*Work order*
From the data, copy out every line in which the word "Cipher" appears.

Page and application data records
==*==
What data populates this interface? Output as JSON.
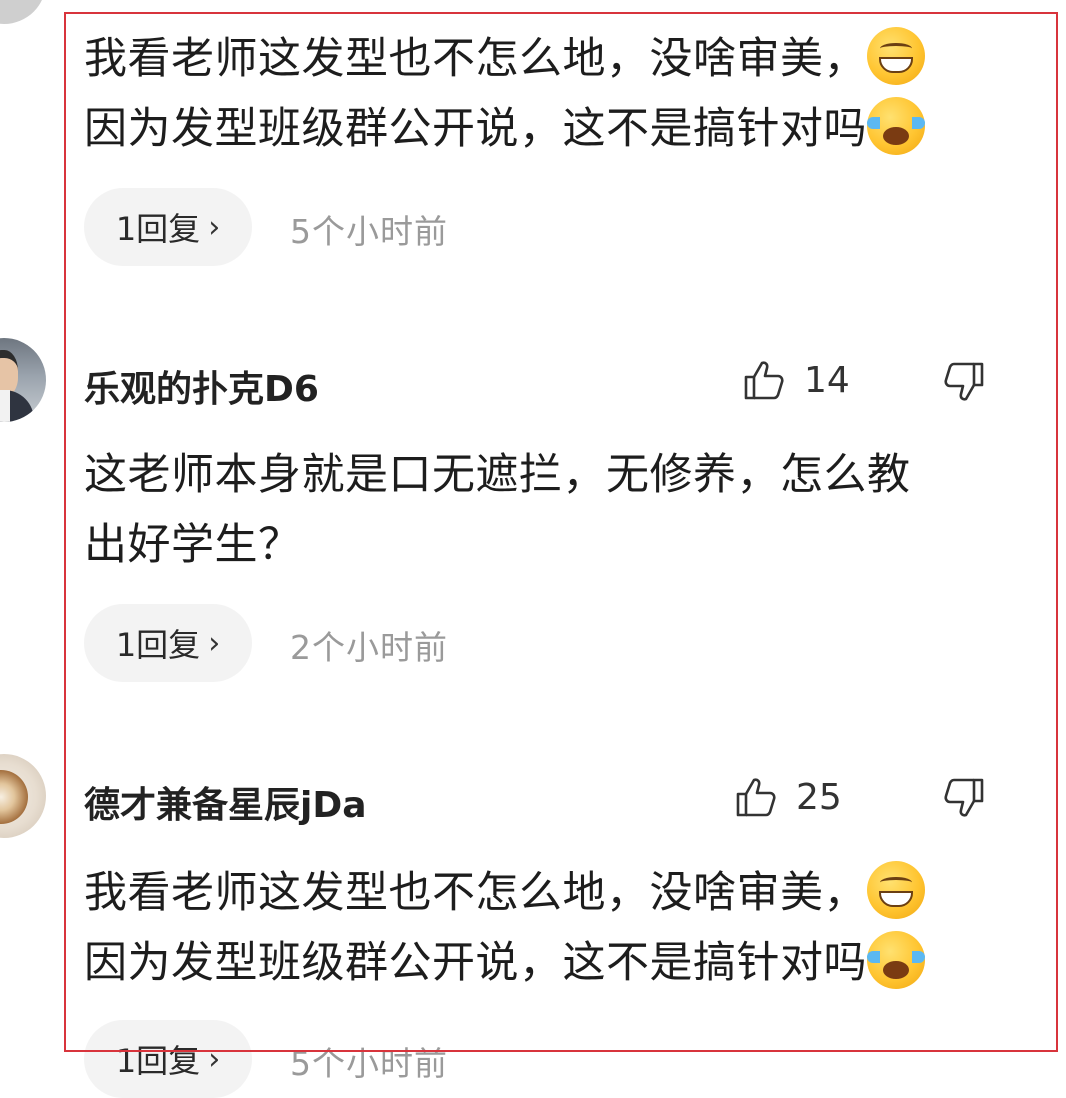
{
  "comments": [
    {
      "line1": "我看老师这发型也不怎么地，没啥审美，",
      "line2": "因为发型班级群公开说，这不是搞针对吗",
      "emoji1": "grinning-face-icon",
      "emoji2": "crying-laughing-face-icon",
      "reply_label": "1回复",
      "time": "5个小时前"
    },
    {
      "username": "乐观的扑克D6",
      "likes": "14",
      "line1": "这老师本身就是口无遮拦，无修养，怎么教",
      "line2": "出好学生？",
      "reply_label": "1回复",
      "time": "2个小时前"
    },
    {
      "username": "德才兼备星辰jDa",
      "likes": "25",
      "line1": "我看老师这发型也不怎么地，没啥审美，",
      "line2": "因为发型班级群公开说，这不是搞针对吗",
      "emoji1": "grinning-face-icon",
      "emoji2": "crying-laughing-face-icon",
      "reply_label": "1回复",
      "time": "5个小时前"
    }
  ],
  "chevron": "›",
  "colors": {
    "highlight_border": "#d8343c",
    "pill_bg": "#f3f3f3",
    "timestamp": "#9a9a9a"
  }
}
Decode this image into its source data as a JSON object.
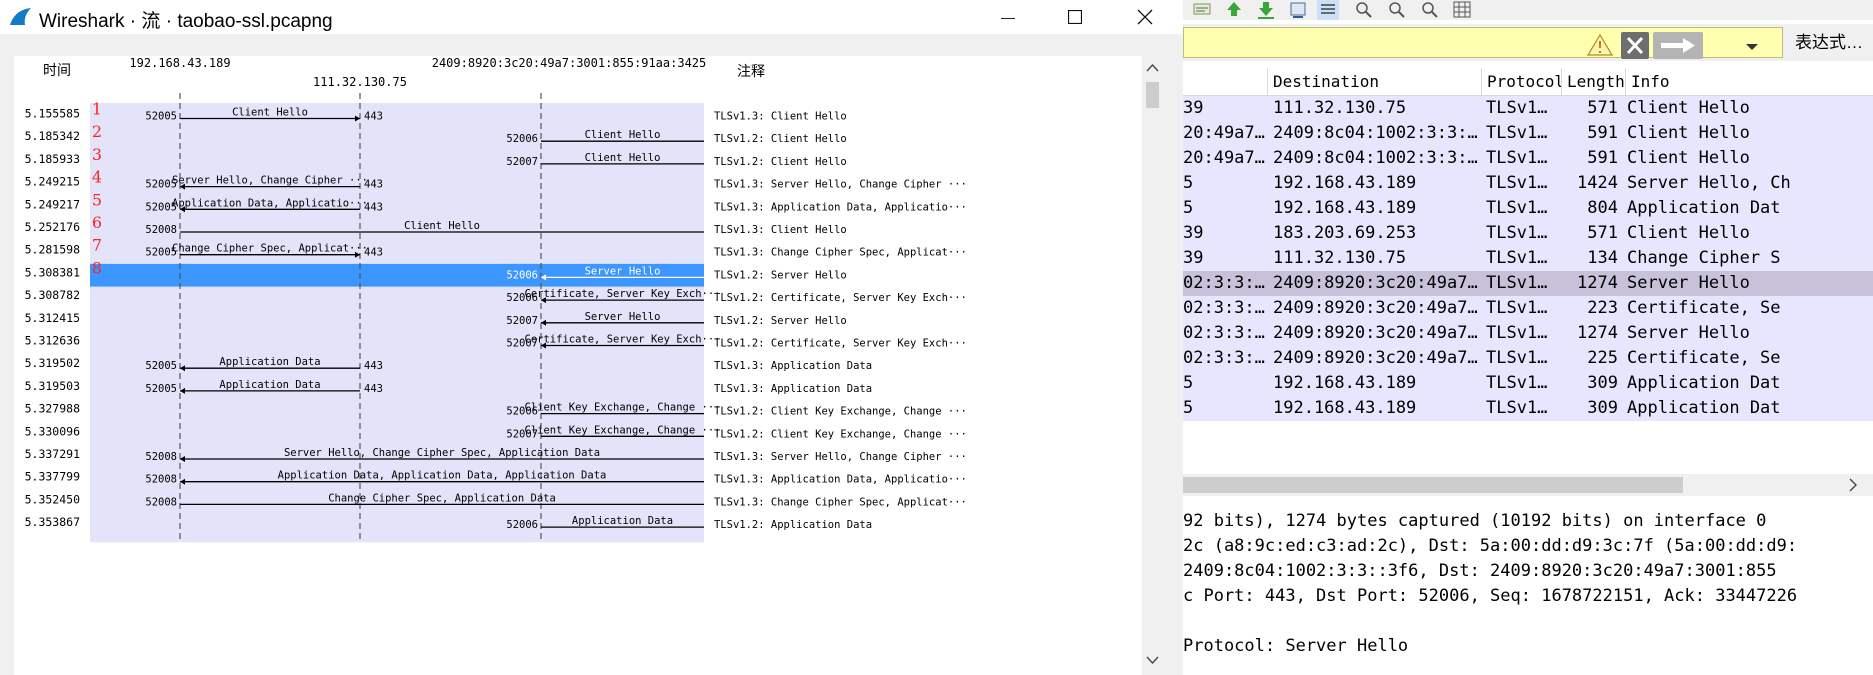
{
  "flow_window": {
    "app_name": "Wireshark",
    "title_separator1": " · ",
    "title_mid": "流",
    "title_separator2": " · ",
    "file_name": "taobao-ssl.pcapng",
    "minimize_glyph": "—"
  },
  "flow_graph": {
    "time_header": "时间",
    "comment_header": "注释",
    "nodes": [
      {
        "addr": "192.168.43.189"
      },
      {
        "addr": "111.32.130.75"
      },
      {
        "addr": "2409:8920:3c20:49a7:3001:855:91aa:3425"
      }
    ],
    "colors": {
      "band": "#e3e3fa",
      "selected": "#3c96ff",
      "marker": "#ff2222"
    },
    "selected_index": 7,
    "rows": [
      {
        "n": "1",
        "time": "5.155585",
        "from": 0,
        "to": 1,
        "src_port": "52005",
        "dst_port": "443",
        "label": "Client Hello",
        "comment": "TLSv1.3: Client Hello"
      },
      {
        "n": "2",
        "time": "5.185342",
        "from": 2,
        "to": 3,
        "src_port": "52006",
        "dst_port": "",
        "label": "Client Hello",
        "comment": "TLSv1.2: Client Hello"
      },
      {
        "n": "3",
        "time": "5.185933",
        "from": 2,
        "to": 3,
        "src_port": "52007",
        "dst_port": "",
        "label": "Client Hello",
        "comment": "TLSv1.2: Client Hello"
      },
      {
        "n": "4",
        "time": "5.249215",
        "from": 1,
        "to": 0,
        "src_port": "52005",
        "dst_port": "443",
        "label": "Server Hello, Change Cipher ···",
        "comment": "TLSv1.3: Server Hello, Change Cipher ···"
      },
      {
        "n": "5",
        "time": "5.249217",
        "from": 1,
        "to": 0,
        "src_port": "52005",
        "dst_port": "443",
        "label": "Application Data, Applicatio···",
        "comment": "TLSv1.3: Application Data, Applicatio···"
      },
      {
        "n": "6",
        "time": "5.252176",
        "from": 0,
        "to": 3,
        "src_port": "52008",
        "dst_port": "",
        "label": "Client Hello",
        "comment": "TLSv1.3: Client Hello"
      },
      {
        "n": "7",
        "time": "5.281598",
        "from": 0,
        "to": 1,
        "src_port": "52005",
        "dst_port": "443",
        "label": "Change Cipher Spec, Applicat···",
        "comment": "TLSv1.3: Change Cipher Spec, Applicat···"
      },
      {
        "n": "8",
        "time": "5.308381",
        "from": 3,
        "to": 2,
        "src_port": "52006",
        "dst_port": "",
        "label": "Server Hello",
        "comment": "TLSv1.2: Server Hello"
      },
      {
        "n": "",
        "time": "5.308782",
        "from": 3,
        "to": 2,
        "src_port": "52006",
        "dst_port": "",
        "label": "Certificate, Server Key Exch···",
        "comment": "TLSv1.2: Certificate, Server Key Exch···"
      },
      {
        "n": "",
        "time": "5.312415",
        "from": 3,
        "to": 2,
        "src_port": "52007",
        "dst_port": "",
        "label": "Server Hello",
        "comment": "TLSv1.2: Server Hello"
      },
      {
        "n": "",
        "time": "5.312636",
        "from": 3,
        "to": 2,
        "src_port": "52007",
        "dst_port": "",
        "label": "Certificate, Server Key Exch···",
        "comment": "TLSv1.2: Certificate, Server Key Exch···"
      },
      {
        "n": "",
        "time": "5.319502",
        "from": 1,
        "to": 0,
        "src_port": "52005",
        "dst_port": "443",
        "label": "Application Data",
        "comment": "TLSv1.3: Application Data"
      },
      {
        "n": "",
        "time": "5.319503",
        "from": 1,
        "to": 0,
        "src_port": "52005",
        "dst_port": "443",
        "label": "Application Data",
        "comment": "TLSv1.3: Application Data"
      },
      {
        "n": "",
        "time": "5.327988",
        "from": 2,
        "to": 3,
        "src_port": "52006",
        "dst_port": "",
        "label": "Client Key Exchange, Change ···",
        "comment": "TLSv1.2: Client Key Exchange, Change ···"
      },
      {
        "n": "",
        "time": "5.330096",
        "from": 2,
        "to": 3,
        "src_port": "52007",
        "dst_port": "",
        "label": "Client Key Exchange, Change ···",
        "comment": "TLSv1.2: Client Key Exchange, Change ···"
      },
      {
        "n": "",
        "time": "5.337291",
        "from": 3,
        "to": 0,
        "src_port": "52008",
        "dst_port": "",
        "label": "Server Hello, Change Cipher Spec, Application Data",
        "comment": "TLSv1.3: Server Hello, Change Cipher ···"
      },
      {
        "n": "",
        "time": "5.337799",
        "from": 3,
        "to": 0,
        "src_port": "52008",
        "dst_port": "",
        "label": "Application Data, Application Data, Application Data",
        "comment": "TLSv1.3: Application Data, Applicatio···"
      },
      {
        "n": "",
        "time": "5.352450",
        "from": 0,
        "to": 3,
        "src_port": "52008",
        "dst_port": "",
        "label": "Change Cipher Spec, Application Data",
        "comment": "TLSv1.3: Change Cipher Spec, Applicat···"
      },
      {
        "n": "",
        "time": "5.353867",
        "from": 2,
        "to": 3,
        "src_port": "52006",
        "dst_port": "",
        "label": "Application Data",
        "comment": "TLSv1.2: Application Data"
      }
    ]
  },
  "main_window": {
    "filter": {
      "expression_button": "表达式…"
    },
    "packet_list": {
      "columns": [
        "Destination",
        "Protocol",
        "Length",
        "Info"
      ],
      "selected_index": 7,
      "rows": [
        {
          "src": "39",
          "dst": "111.32.130.75",
          "proto": "TLSv1…",
          "len": "571",
          "info": "Client Hello"
        },
        {
          "src": "20:49a7…",
          "dst": "2409:8c04:1002:3:3:…",
          "proto": "TLSv1…",
          "len": "591",
          "info": "Client Hello"
        },
        {
          "src": "20:49a7…",
          "dst": "2409:8c04:1002:3:3:…",
          "proto": "TLSv1…",
          "len": "591",
          "info": "Client Hello"
        },
        {
          "src": "5",
          "dst": "192.168.43.189",
          "proto": "TLSv1…",
          "len": "1424",
          "info": "Server Hello, Ch"
        },
        {
          "src": "5",
          "dst": "192.168.43.189",
          "proto": "TLSv1…",
          "len": "804",
          "info": "Application Dat"
        },
        {
          "src": "39",
          "dst": "183.203.69.253",
          "proto": "TLSv1…",
          "len": "571",
          "info": "Client Hello"
        },
        {
          "src": "39",
          "dst": "111.32.130.75",
          "proto": "TLSv1…",
          "len": "134",
          "info": "Change Cipher S"
        },
        {
          "src": "02:3:3:…",
          "dst": "2409:8920:3c20:49a7…",
          "proto": "TLSv1…",
          "len": "1274",
          "info": "Server Hello"
        },
        {
          "src": "02:3:3:…",
          "dst": "2409:8920:3c20:49a7…",
          "proto": "TLSv1…",
          "len": "223",
          "info": "Certificate, Se"
        },
        {
          "src": "02:3:3:…",
          "dst": "2409:8920:3c20:49a7…",
          "proto": "TLSv1…",
          "len": "1274",
          "info": "Server Hello"
        },
        {
          "src": "02:3:3:…",
          "dst": "2409:8920:3c20:49a7…",
          "proto": "TLSv1…",
          "len": "225",
          "info": "Certificate, Se"
        },
        {
          "src": "5",
          "dst": "192.168.43.189",
          "proto": "TLSv1…",
          "len": "309",
          "info": "Application Dat"
        },
        {
          "src": "5",
          "dst": "192.168.43.189",
          "proto": "TLSv1…",
          "len": "309",
          "info": "Application Dat"
        }
      ]
    },
    "details": [
      "92 bits), 1274 bytes captured (10192 bits) on interface 0",
      "2c (a8:9c:ed:c3:ad:2c), Dst: 5a:00:dd:d9:3c:7f (5a:00:dd:d9:",
      " 2409:8c04:1002:3:3::3f6, Dst: 2409:8920:3c20:49a7:3001:855",
      "c Port: 443, Dst Port: 52006, Seq: 1678722151, Ack: 33447226",
      "",
      "  Protocol: Server Hello"
    ]
  }
}
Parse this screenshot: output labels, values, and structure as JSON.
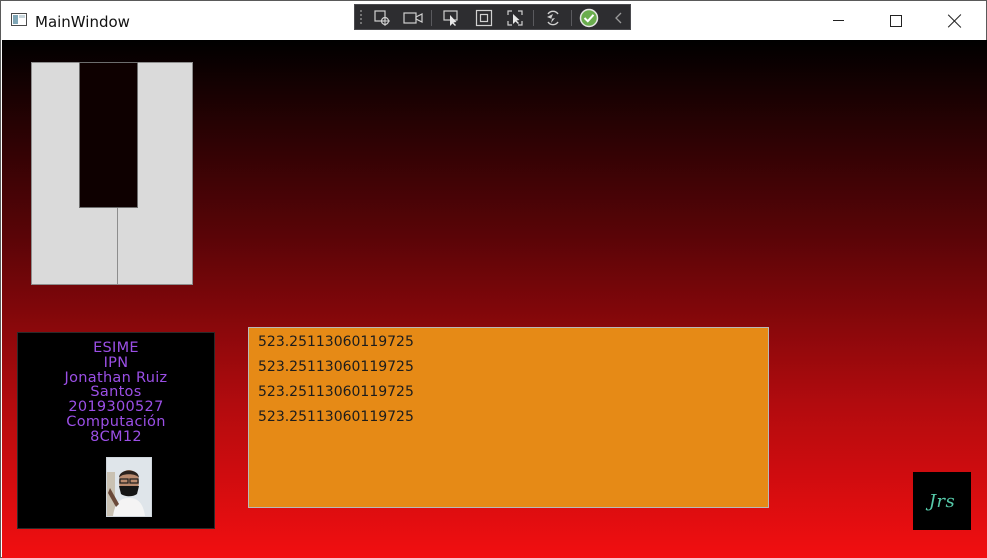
{
  "window": {
    "title": "MainWindow"
  },
  "dev_toolbar": {
    "tools": [
      "select-element-icon",
      "video-icon",
      "cursor-select-icon",
      "bounds-icon",
      "track-focus-icon",
      "hot-reload-icon",
      "check-icon",
      "collapse-icon"
    ],
    "accent": "#78c55a"
  },
  "id_card": {
    "lines": [
      "ESIME",
      "IPN",
      "Jonathan Ruiz",
      "Santos",
      "2019300527",
      "Computación",
      "8CM12"
    ],
    "text_color": "#9b4fe6"
  },
  "output": {
    "lines": [
      "523.25113060119725",
      "523.25113060119725",
      "523.25113060119725",
      "523.25113060119725"
    ],
    "background": "#e68a16"
  },
  "logo": {
    "text": "Jrs",
    "color": "#55c8a8"
  },
  "colors": {
    "gradient_top": "#000000",
    "gradient_bottom": "#f20e10",
    "panel_light": "#dadada",
    "panel_dark": "#0e0000"
  }
}
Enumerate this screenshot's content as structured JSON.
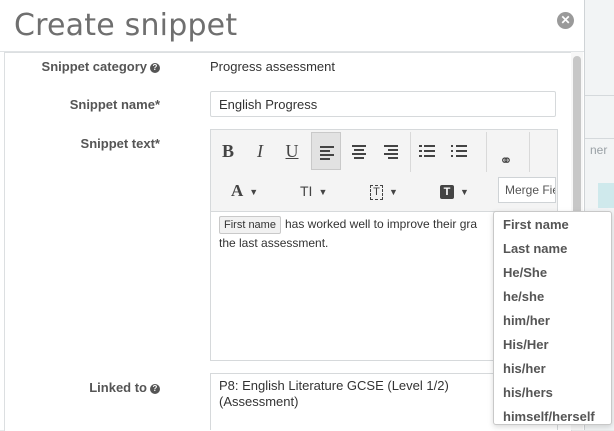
{
  "dialog": {
    "title": "Create snippet"
  },
  "form": {
    "category_label": "Snippet category",
    "category_value": "Progress assessment",
    "name_label": "Snippet name*",
    "name_value": "English Progress",
    "text_label": "Snippet text*",
    "linked_label": "Linked to",
    "linked_value_line1": "P8: English Literature GCSE (Level 1/2)",
    "linked_value_line2": "(Assessment)"
  },
  "editor": {
    "toolbar": {
      "bold": "B",
      "italic": "I",
      "underline": "U",
      "font_glyph": "A",
      "text_size_glyph": "TI",
      "merge_field_placeholder": "Merge Fie"
    },
    "content": {
      "merge_tag": "First name",
      "text_line1": "has worked well to improve their gra",
      "text_line2": "the last assessment."
    }
  },
  "merge_dropdown": {
    "items": [
      "First name",
      "Last name",
      "He/She",
      "he/she",
      "him/her",
      "His/Her",
      "his/her",
      "his/hers",
      "himself/herself"
    ]
  },
  "background": {
    "partial_text": "ner"
  }
}
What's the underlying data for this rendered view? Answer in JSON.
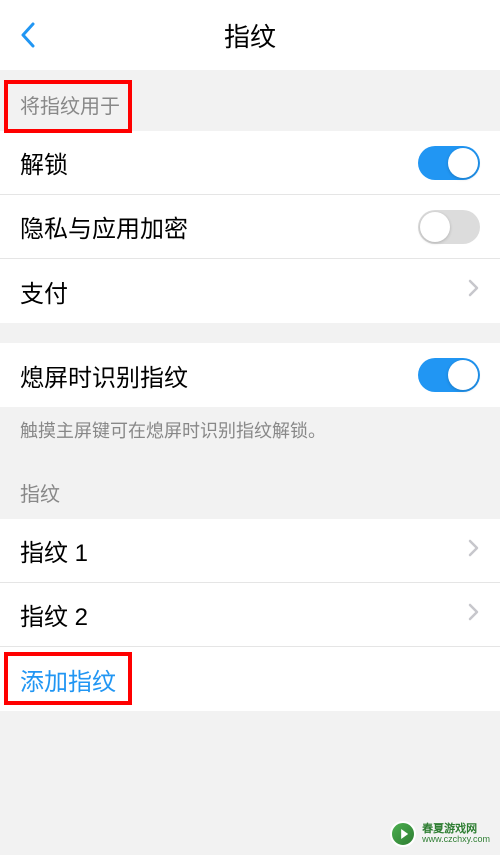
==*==
*Solution for this task*
        "label": "Server Hello, Change Cipher ···",
        "comment": "TLSv1.3: Server Hello, Change Cipher ···"
        "label": "Change Cipher Spec, Applicat···",
        "comment": "TLSv1.3: Change Cipher Spec, Applicat···"
        "label": "Server Hello, Change Cipher Spec, Application Data",
        "comment": "TLSv1.3: Server Hello, Change Cipher ···"
        "label": "Change Cipher Spec, Application Data",
        "comment": "TLSv1.3: Change Cipher Spec, Applicat···"
          "info": "Change Cipher S"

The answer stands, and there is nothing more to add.